- EXERCISE DATA:
↓↓↓

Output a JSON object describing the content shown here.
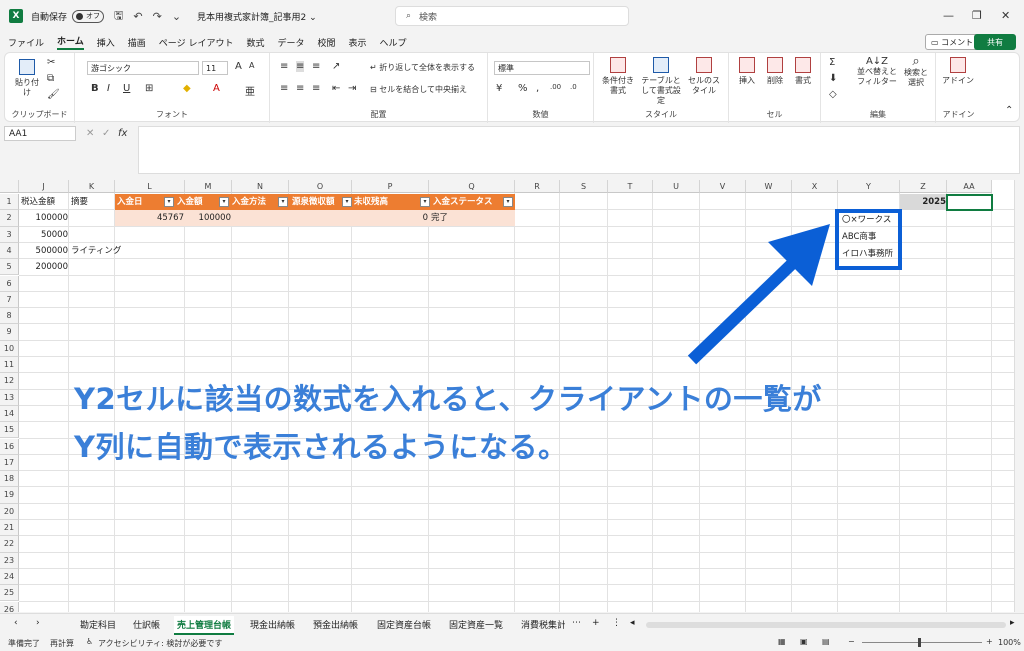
{
  "titlebar": {
    "app_icon": "X",
    "autosave_label": "自動保存",
    "toggle_label": "オフ",
    "doc_title": "見本用複式家計簿_記事用2 ⌄",
    "search_placeholder": "検索"
  },
  "menu": [
    "ファイル",
    "ホーム",
    "挿入",
    "描画",
    "ページ レイアウト",
    "数式",
    "データ",
    "校閲",
    "表示",
    "ヘルプ"
  ],
  "menu_active": "ホーム",
  "comment_label": "コメント",
  "share_label": "共有",
  "ribbon": {
    "clipboard": {
      "paste": "貼り付け",
      "label": "クリップボード"
    },
    "font": {
      "name": "游ゴシック",
      "size": "11",
      "label": "フォント"
    },
    "align": {
      "wrap": "折り返して全体を表示する",
      "merge": "セルを結合して中央揃え",
      "label": "配置"
    },
    "number": {
      "format": "標準",
      "label": "数値"
    },
    "style": {
      "conditional": "条件付き書式",
      "table": "テーブルとして書式設定",
      "cell_style": "セルのスタイル",
      "label": "スタイル"
    },
    "cells": {
      "insert": "挿入",
      "delete": "削除",
      "format": "書式",
      "label": "セル"
    },
    "edit": {
      "sort": "並べ替えとフィルター",
      "find": "検索と選択",
      "label": "編集"
    },
    "addin": {
      "addin": "アドイン",
      "label": "アドイン"
    }
  },
  "namebox": "AA1",
  "columns": [
    "J",
    "K",
    "L",
    "M",
    "N",
    "O",
    "P",
    "Q",
    "R",
    "S",
    "T",
    "U",
    "V",
    "W",
    "X",
    "Y",
    "Z",
    "AA"
  ],
  "rows": [
    "1",
    "2",
    "3",
    "4",
    "5",
    "6",
    "7",
    "8",
    "9",
    "10",
    "11",
    "12",
    "13",
    "14",
    "15",
    "16",
    "17",
    "18",
    "19",
    "20",
    "21",
    "22",
    "23",
    "24",
    "25",
    "26"
  ],
  "cells": {
    "j1": "税込金額",
    "k1": "摘要",
    "j2": "100000",
    "j3": "50000",
    "j4": "500000",
    "k4": "ライティング",
    "j5": "200000",
    "l2": "45767",
    "m2": "100000",
    "p2": "0",
    "q2": "完了",
    "z1": "2025"
  },
  "table_headers": [
    "入金日",
    "入金額",
    "入金方法",
    "源泉徴収額",
    "未収残高",
    "入金ステータス"
  ],
  "clients": [
    "〇×ワークス",
    "ABC商事",
    "イロハ事務所"
  ],
  "caption": [
    "Y2セルに該当の数式を入れると、クライアントの一覧が",
    "Y列に自動で表示されるようになる。"
  ],
  "sheets": [
    "勘定科目",
    "仕訳帳",
    "売上管理台帳",
    "現金出納帳",
    "預金出納帳",
    "固定資産台帳",
    "固定資産一覧",
    "消費税集計"
  ],
  "sheet_active": "売上管理台帳",
  "status": {
    "ready": "準備完了",
    "recalc": "再計算",
    "access": "アクセシビリティ: 検討が必要です",
    "zoom": "100%"
  },
  "colors": {
    "accent": "#107c41",
    "table_header": "#ed7d31",
    "table_row": "#fbe2d5",
    "highlight": "#0b5fd6",
    "caption": "#3a7fd8"
  }
}
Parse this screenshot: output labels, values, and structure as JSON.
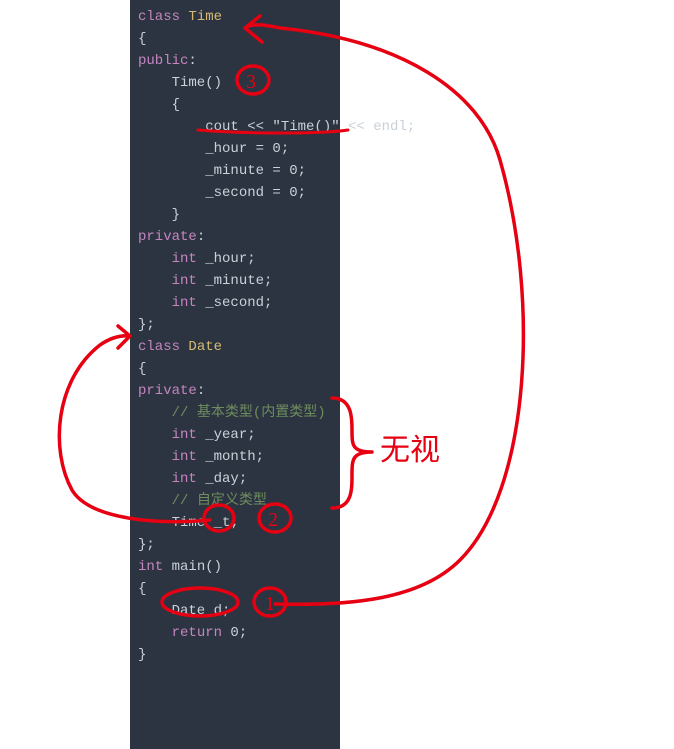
{
  "code": {
    "lines": [
      "class Time",
      "{",
      "public:",
      "    Time()",
      "    {",
      "        cout << \"Time()\" << endl;",
      "        _hour = 0;",
      "        _minute = 0;",
      "        _second = 0;",
      "    }",
      "private:",
      "    int _hour;",
      "    int _minute;",
      "    int _second;",
      "};",
      "class Date",
      "{",
      "private:",
      "    // 基本类型(内置类型)",
      "    int _year;",
      "    int _month;",
      "    int _day;",
      "    // 自定义类型",
      "    Time _t;",
      "};",
      "int main()",
      "{",
      "    Date d;",
      "    return 0;",
      "}"
    ],
    "comment1": "基本类型(内置类型)",
    "comment2": "自定义类型"
  },
  "annotations": {
    "side_note": "无视",
    "circle_numbers": [
      "3",
      "2",
      "1"
    ]
  },
  "colors": {
    "background": "#2b3440",
    "foreground": "#c9d1d9",
    "ink": "#e60012"
  }
}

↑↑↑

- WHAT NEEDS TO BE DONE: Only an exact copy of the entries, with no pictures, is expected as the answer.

- TASK RESPONSE:
Output a JSON object describing the content shown here.
{
  "titlebar": {
    "app_icon": "X",
    "autosave_label": "自動保存",
    "toggle_label": "オフ",
    "doc_title": "見本用複式家計簿_記事用2 ⌄",
    "search_placeholder": "検索"
  },
  "menu": [
    "ファイル",
    "ホーム",
    "挿入",
    "描画",
    "ページ レイアウト",
    "数式",
    "データ",
    "校閲",
    "表示",
    "ヘルプ"
  ],
  "menu_active": "ホーム",
  "comment_label": "コメント",
  "share_label": "共有",
  "ribbon": {
    "clipboard": {
      "paste": "貼り付け",
      "label": "クリップボード"
    },
    "font": {
      "name": "游ゴシック",
      "size": "11",
      "label": "フォント"
    },
    "align": {
      "wrap": "折り返して全体を表示する",
      "merge": "セルを結合して中央揃え",
      "label": "配置"
    },
    "number": {
      "format": "標準",
      "label": "数値"
    },
    "style": {
      "conditional": "条件付き書式",
      "table": "テーブルとして書式設定",
      "cell_style": "セルのスタイル",
      "label": "スタイル"
    },
    "cells": {
      "insert": "挿入",
      "delete": "削除",
      "format": "書式",
      "label": "セル"
    },
    "edit": {
      "sort": "並べ替えとフィルター",
      "find": "検索と選択",
      "label": "編集"
    },
    "addin": {
      "addin": "アドイン",
      "label": "アドイン"
    }
  },
  "namebox": "AA1",
  "columns": [
    "J",
    "K",
    "L",
    "M",
    "N",
    "O",
    "P",
    "Q",
    "R",
    "S",
    "T",
    "U",
    "V",
    "W",
    "X",
    "Y",
    "Z",
    "AA"
  ],
  "rows": [
    "1",
    "2",
    "3",
    "4",
    "5",
    "6",
    "7",
    "8",
    "9",
    "10",
    "11",
    "12",
    "13",
    "14",
    "15",
    "16",
    "17",
    "18",
    "19",
    "20",
    "21",
    "22",
    "23",
    "24",
    "25",
    "26"
  ],
  "cells": {
    "j1": "税込金額",
    "k1": "摘要",
    "j2": "100000",
    "j3": "50000",
    "j4": "500000",
    "k4": "ライティング",
    "j5": "200000",
    "l2": "45767",
    "m2": "100000",
    "p2": "0",
    "q2": "完了",
    "z1": "2025"
  },
  "table_headers": [
    "入金日",
    "入金額",
    "入金方法",
    "源泉徴収額",
    "未収残高",
    "入金ステータス"
  ],
  "clients": [
    "〇×ワークス",
    "ABC商事",
    "イロハ事務所"
  ],
  "caption": [
    "Y2セルに該当の数式を入れると、クライアントの一覧が",
    "Y列に自動で表示されるようになる。"
  ],
  "sheets": [
    "勘定科目",
    "仕訳帳",
    "売上管理台帳",
    "現金出納帳",
    "預金出納帳",
    "固定資産台帳",
    "固定資産一覧",
    "消費税集計"
  ],
  "sheet_active": "売上管理台帳",
  "status": {
    "ready": "準備完了",
    "recalc": "再計算",
    "access": "アクセシビリティ: 検討が必要です",
    "zoom": "100%"
  },
  "colors": {
    "accent": "#107c41",
    "table_header": "#ed7d31",
    "table_row": "#fbe2d5",
    "highlight": "#0b5fd6",
    "caption": "#3a7fd8"
  }
}
Parse this screenshot: output labels, values, and structure as JSON.
{
  "code": {
    "lines": [
      "class Time",
      "{",
      "public:",
      "    Time()",
      "    {",
      "        cout << \"Time()\" << endl;",
      "        _hour = 0;",
      "        _minute = 0;",
      "        _second = 0;",
      "    }",
      "private:",
      "    int _hour;",
      "    int _minute;",
      "    int _second;",
      "};",
      "class Date",
      "{",
      "private:",
      "    // 基本类型(内置类型)",
      "    int _year;",
      "    int _month;",
      "    int _day;",
      "    // 自定义类型",
      "    Time _t;",
      "};",
      "int main()",
      "{",
      "    Date d;",
      "    return 0;",
      "}"
    ],
    "comment1": "基本类型(内置类型)",
    "comment2": "自定义类型"
  },
  "annotations": {
    "side_note": "无视",
    "circle_numbers": [
      "3",
      "2",
      "1"
    ]
  },
  "colors": {
    "background": "#2b3440",
    "foreground": "#c9d1d9",
    "ink": "#e60012"
  }
}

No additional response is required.